# Problem statement
Set down every record below exactly as written.

# Dataset records
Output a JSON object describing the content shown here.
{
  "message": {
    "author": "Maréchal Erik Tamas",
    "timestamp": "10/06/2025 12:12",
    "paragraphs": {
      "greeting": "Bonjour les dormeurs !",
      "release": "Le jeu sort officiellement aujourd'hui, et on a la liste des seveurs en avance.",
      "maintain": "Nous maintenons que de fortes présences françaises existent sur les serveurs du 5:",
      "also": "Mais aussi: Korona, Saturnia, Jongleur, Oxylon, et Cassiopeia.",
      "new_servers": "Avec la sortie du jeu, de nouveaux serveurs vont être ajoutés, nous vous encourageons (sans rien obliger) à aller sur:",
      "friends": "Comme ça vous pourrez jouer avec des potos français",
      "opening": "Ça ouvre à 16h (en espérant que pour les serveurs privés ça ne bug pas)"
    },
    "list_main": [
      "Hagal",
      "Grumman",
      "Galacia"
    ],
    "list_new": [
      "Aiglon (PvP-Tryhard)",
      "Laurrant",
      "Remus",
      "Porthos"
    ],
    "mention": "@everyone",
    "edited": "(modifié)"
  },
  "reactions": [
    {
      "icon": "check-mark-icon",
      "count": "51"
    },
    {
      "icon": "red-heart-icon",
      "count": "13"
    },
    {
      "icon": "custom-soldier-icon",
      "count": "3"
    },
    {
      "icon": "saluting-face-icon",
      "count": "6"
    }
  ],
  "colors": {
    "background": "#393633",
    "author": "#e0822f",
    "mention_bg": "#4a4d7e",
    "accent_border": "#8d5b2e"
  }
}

# Exercise response
Output a JSON object describing the content shown here.
{
  "message": {
    "author": "Maréchal Erik Tamas",
    "timestamp": "10/06/2025 12:12",
    "paragraphs": {
      "greeting": "Bonjour les dormeurs !",
      "release": "Le jeu sort officiellement aujourd'hui, et on a la liste des seveurs en avance.",
      "maintain": "Nous maintenons que de fortes présences françaises existent sur les serveurs du 5:",
      "also": "Mais aussi: Korona, Saturnia, Jongleur, Oxylon, et Cassiopeia.",
      "new_servers": "Avec la sortie du jeu, de nouveaux serveurs vont être ajoutés, nous vous encourageons (sans rien obliger) à aller sur:",
      "friends": "Comme ça vous pourrez jouer avec des potos français",
      "opening": "Ça ouvre à 16h (en espérant que pour les serveurs privés ça ne bug pas)"
    },
    "list_main": [
      "Hagal",
      "Grumman",
      "Galacia"
    ],
    "list_new": [
      "Aiglon (PvP-Tryhard)",
      "Laurrant",
      "Remus",
      "Porthos"
    ],
    "mention": "@everyone",
    "edited": "(modifié)"
  },
  "reactions": [
    {
      "icon": "check-mark-icon",
      "count": "51"
    },
    {
      "icon": "red-heart-icon",
      "count": "13"
    },
    {
      "icon": "custom-soldier-icon",
      "count": "3"
    },
    {
      "icon": "saluting-face-icon",
      "count": "6"
    }
  ],
  "colors": {
    "background": "#393633",
    "author": "#e0822f",
    "mention_bg": "#4a4d7e",
    "accent_border": "#8d5b2e"
  }
}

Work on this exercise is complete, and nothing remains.